Another Byzantine fortress city, Geraki, is being prepared for visitors and will open in two years, funding permitting. The Ephorate hadn’t received approval for their 2012 budget when I visited, and they’ve been told to “reduce expectations”. At the same time, they’ve been asked to increase the number of visitors.

The Fifth Ephorate of Byzantine Antiquities may lose its independence under a new scheme by the Ministry of Culture. It’s proposing to merge the Ephorates of each region into one, so that prehistoric, Classical, and Byzantine antiquities will all be handled by one office. Nikolakaki and Mexia are cautiously optimistic about this move, saying that it may help cut waste and improve the ability of the Ephorates to manage Greek’s heritage. After all, many sites, Sparta included, have remains from several different periods.

I hope they’re correct. Mergers generally mean layoffs, and I wouldn’t want to see these dedicated researchers join Greece’s large ranks of the unemployed.

The Archaeological Museum of Sparta is worth seeing to get some background on the city and its history. Despite the cold, only the front room where the ticket seller sat was heated. The rest of the heating had been turned off to save money.

I kept my coat on as I browsed the few rooms in this small but well-stocked museum. Funerary stelae, statues of the gods, and a remarkable bust of an ancient warrior showed that while Sparta was famous for its martial skill, it produced good art as well. Some of the best artifacts are a series of mosaics discovered in Roman-period houses in the area. Check out the photo gallery for some of the best displays from this interesting museum.

Chats with archaeologists and visits to museums, however informative, can’t compete with seeing the ruins themselves. That evening, with the sun peeking through the clouds, I took the short stroll to the edge of town to see ancient Sparta.

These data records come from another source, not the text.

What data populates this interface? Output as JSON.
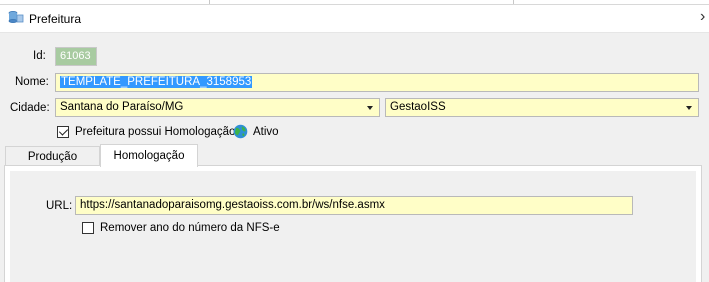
{
  "window": {
    "title": "Prefeitura",
    "icon": "database-icon"
  },
  "form": {
    "id_label": "Id:",
    "id_value": "61063",
    "nome_label": "Nome:",
    "nome_value": "TEMPLATE_PREFEITURA_3158953",
    "cidade_label": "Cidade:",
    "cidade_value": "Santana do Paraíso/MG",
    "provider_value": "GestaoISS",
    "homologacao_checkbox_label": "Prefeitura possui Homologação",
    "homologacao_checked": true,
    "status_label": "Ativo",
    "status_icon": "globe-icon"
  },
  "tabs": [
    {
      "label": "Produção",
      "active": false
    },
    {
      "label": "Homologação",
      "active": true
    }
  ],
  "homologacao": {
    "url_label": "URL:",
    "url_value": "https://santanadoparaisomg.gestaoiss.com.br/ws/nfse.asmx",
    "remover_ano_label": "Remover ano do número da NFS-e",
    "remover_ano_checked": false
  },
  "colors": {
    "field_bg": "#fffec7",
    "id_bg": "#a8cba1",
    "selection": "#3399ff"
  }
}
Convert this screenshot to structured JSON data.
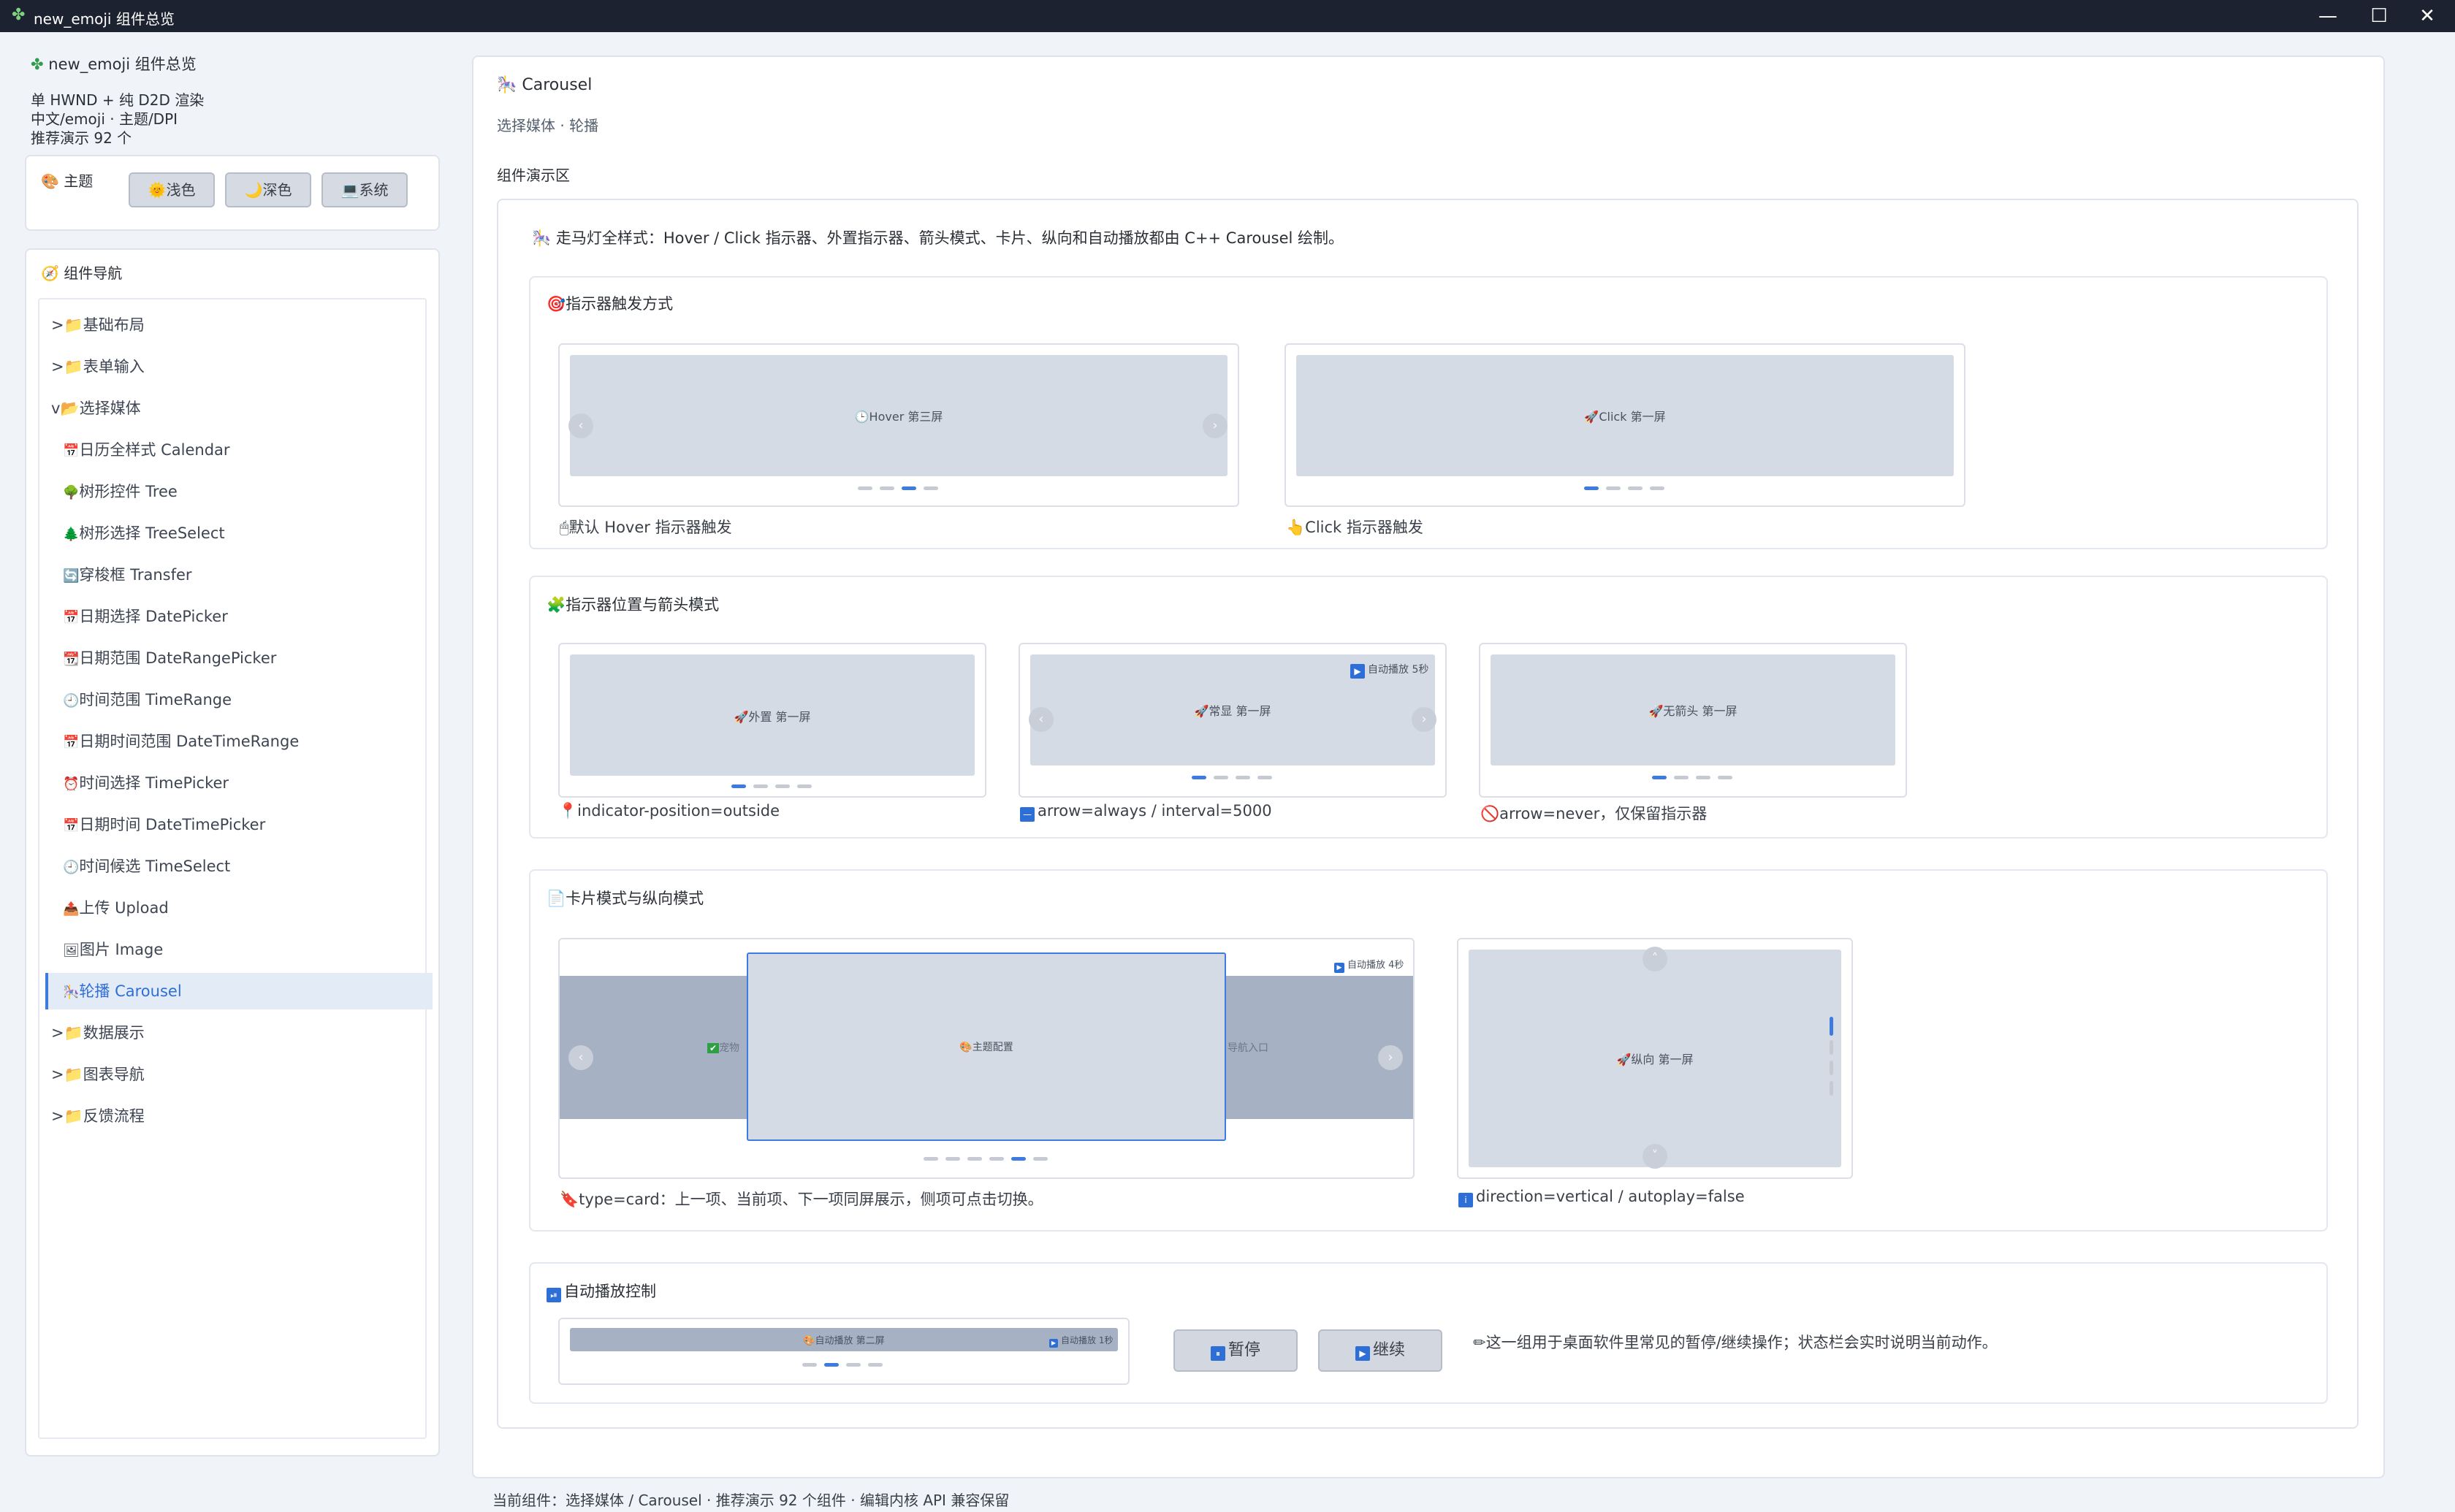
{
  "window": {
    "title": "new_emoji 组件总览"
  },
  "sidebar": {
    "app_title": "new_emoji 组件总览",
    "info_lines": [
      "单 HWND + 纯 D2D 渲染",
      "中文/emoji · 主题/DPI",
      "推荐演示 92 个"
    ],
    "theme": {
      "label": "主题",
      "buttons": [
        "浅色",
        "深色",
        "系统"
      ]
    },
    "nav": {
      "title": "组件导航",
      "groups_before": [
        "基础布局",
        "表单输入"
      ],
      "open_group": "选择媒体",
      "children": [
        {
          "label": "日历全样式 Calendar",
          "icon": "calendar-icon",
          "glyph": "📅"
        },
        {
          "label": "树形控件 Tree",
          "icon": "tree-icon",
          "glyph": "🌳"
        },
        {
          "label": "树形选择 TreeSelect",
          "icon": "pine-icon",
          "glyph": "🌲"
        },
        {
          "label": "穿梭框 Transfer",
          "icon": "transfer-icon",
          "glyph": "🔄"
        },
        {
          "label": "日期选择 DatePicker",
          "icon": "calendar-icon",
          "glyph": "📅"
        },
        {
          "label": "日期范围 DateRangePicker",
          "icon": "calendar-icon",
          "glyph": "📆"
        },
        {
          "label": "时间范围 TimeRange",
          "icon": "clock-icon",
          "glyph": "🕘"
        },
        {
          "label": "日期时间范围 DateTimeRange",
          "icon": "calendar-icon",
          "glyph": "📅"
        },
        {
          "label": "时间选择 TimePicker",
          "icon": "alarm-clock-icon",
          "glyph": "⏰"
        },
        {
          "label": "日期时间 DateTimePicker",
          "icon": "calendar-icon",
          "glyph": "📅"
        },
        {
          "label": "时间候选 TimeSelect",
          "icon": "clock-icon",
          "glyph": "🕘"
        },
        {
          "label": "上传 Upload",
          "icon": "upload-icon",
          "glyph": "📤"
        },
        {
          "label": "图片 Image",
          "icon": "image-icon",
          "glyph": "🖼"
        },
        {
          "label": "轮播 Carousel",
          "icon": "carousel-icon",
          "glyph": "🎠"
        }
      ],
      "groups_after": [
        "数据展示",
        "图表导航",
        "反馈流程"
      ]
    }
  },
  "main": {
    "title": "Carousel",
    "subtitle": "选择媒体 · 轮播",
    "demo_area_label": "组件演示区",
    "intro": "走马灯全样式：Hover / Click 指示器、外置指示器、箭头模式、卡片、纵向和自动播放都由 C++ Carousel 绘制。",
    "sec1": {
      "title": "指示器触发方式",
      "demo_a": {
        "slide": "Hover 第三屏",
        "caption": "默认 Hover 指示器触发"
      },
      "demo_b": {
        "slide": "Click 第一屏",
        "caption": "Click 指示器触发"
      }
    },
    "sec2": {
      "title": "指示器位置与箭头模式",
      "demo_a": {
        "slide": "外置 第一屏",
        "caption": "indicator-position=outside"
      },
      "demo_b": {
        "slide": "常显 第一屏",
        "badge": "自动播放 5秒",
        "caption": "arrow=always / interval=5000"
      },
      "demo_c": {
        "slide": "无箭头 第一屏",
        "caption": "arrow=never，仅保留指示器"
      }
    },
    "sec3": {
      "title": "卡片模式与纵向模式",
      "card_demo": {
        "slide": "主题配置",
        "left_peek": "宠物",
        "right_peek": "导航入口",
        "badge": "自动播放 4秒",
        "caption": "type=card：上一项、当前项、下一项同屏展示，侧项可点击切换。"
      },
      "vertical_demo": {
        "slide": "纵向 第一屏",
        "caption": "direction=vertical / autoplay=false"
      }
    },
    "sec4": {
      "title": "自动播放控制",
      "mini": {
        "slide": "自动播放 第二屏",
        "badge": "自动播放 1秒"
      },
      "pause_label": "暂停",
      "resume_label": "继续",
      "note": "这一组用于桌面软件里常见的暂停/继续操作；状态栏会实时说明当前动作。"
    }
  },
  "statusbar": {
    "text": "当前组件：选择媒体 / Carousel · 推荐演示 92 个组件 · 编辑内核 API 兼容保留"
  },
  "colors": {
    "accent": "#3d7be0",
    "titlebar": "#1d2230",
    "selected_bg": "#e3ebf7",
    "slide_bg": "#d5dbe4"
  }
}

While not nearly as impressive as the ruins of Corinth or Athens, the remains of ancient Sparta are alluring. Soon the town of modern Sparta is left behind and you enter olive groves. There were almost no other visitors when I went and the place as quiet except for birdsong. From the old acropolis you can look out over the theater and the remains of a temple to Athena. Nearby lie the foundations of a Byzantine church. The ancient stones were taking on a golden hue from the evening light.

As I stood in an olive grove looking out over Sparta’s ancient theater, a shepherd grazed his flock nearby. A ray of sunlight broke through the clouds to shine on the medieval town of Mistra in the distance. Beyond that rose the snowy peaks and gorges of Taygetus mountains. Perfect.

A friend who has traveled extensively in Greece says that the country’s scenery “does tend to sneak up on you like that.”

Greece sneaked up on me several times during my trip.

Don’t miss the rest of my series: Our Past in Peril, Greek tourism faces the economic crisis.

Coming up next: Mistra!